(Beginning of PROVIDED INFORMATION)
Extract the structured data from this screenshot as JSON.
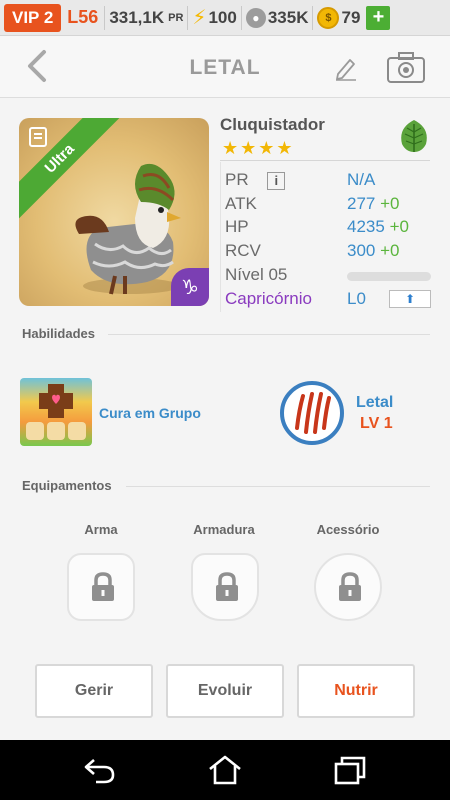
{
  "topbar": {
    "vip": "VIP 2",
    "level": "L56",
    "pr_value": "331,1K",
    "pr_unit": "PR",
    "energy": "100",
    "paw": "335K",
    "coins": "79",
    "plus": "+"
  },
  "header": {
    "title": "LETAL"
  },
  "card": {
    "ribbon": "Ultra",
    "zodiac_badge": "♑"
  },
  "monster": {
    "name": "Cluquistador",
    "stars": "★★★★",
    "element_icon": "leaf-icon",
    "stats": [
      {
        "label": "PR",
        "value": "N/A",
        "bonus": ""
      },
      {
        "label": "ATK",
        "value": "277",
        "bonus": "+0"
      },
      {
        "label": "HP",
        "value": "4235",
        "bonus": "+0"
      },
      {
        "label": "RCV",
        "value": "300",
        "bonus": "+0"
      }
    ],
    "info_button": "i",
    "level_label": "Nível 05",
    "level_progress": 0,
    "zodiac": "Capricórnio",
    "zodiac_level": "L0",
    "upgrade_arrow": "⬆"
  },
  "skills": {
    "label": "Habilidades",
    "group_skill": "Cura em Grupo",
    "passive_name": "Letal",
    "passive_level": "LV 1"
  },
  "equipment": {
    "label": "Equipamentos",
    "slots": [
      "Arma",
      "Armadura",
      "Acessório"
    ]
  },
  "actions": {
    "manage": "Gerir",
    "evolve": "Evoluir",
    "feed": "Nutrir"
  },
  "colors": {
    "accent": "#e8531e",
    "blue_value": "#3b8cc9",
    "green_bonus": "#5bb53d",
    "ultra_green": "#4da934",
    "zodiac_purple": "#8a3bbf"
  }
}
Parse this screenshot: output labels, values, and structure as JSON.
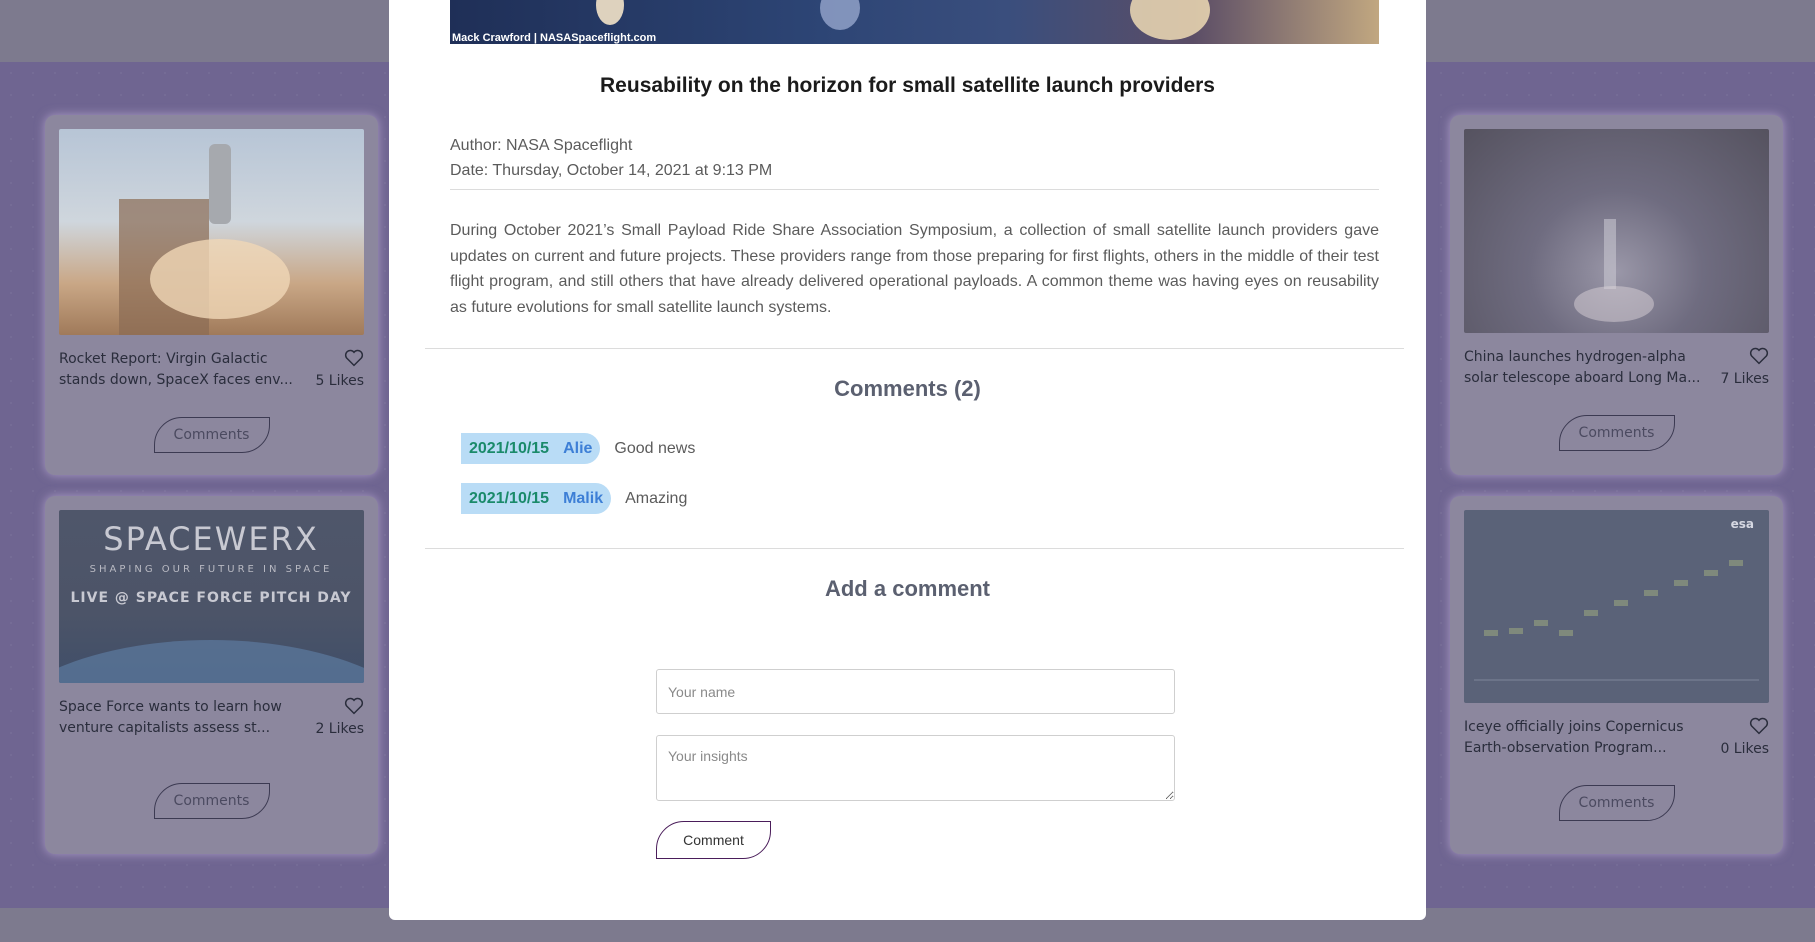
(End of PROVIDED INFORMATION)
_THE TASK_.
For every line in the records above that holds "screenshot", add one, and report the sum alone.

_RESPONSE AREA_.
2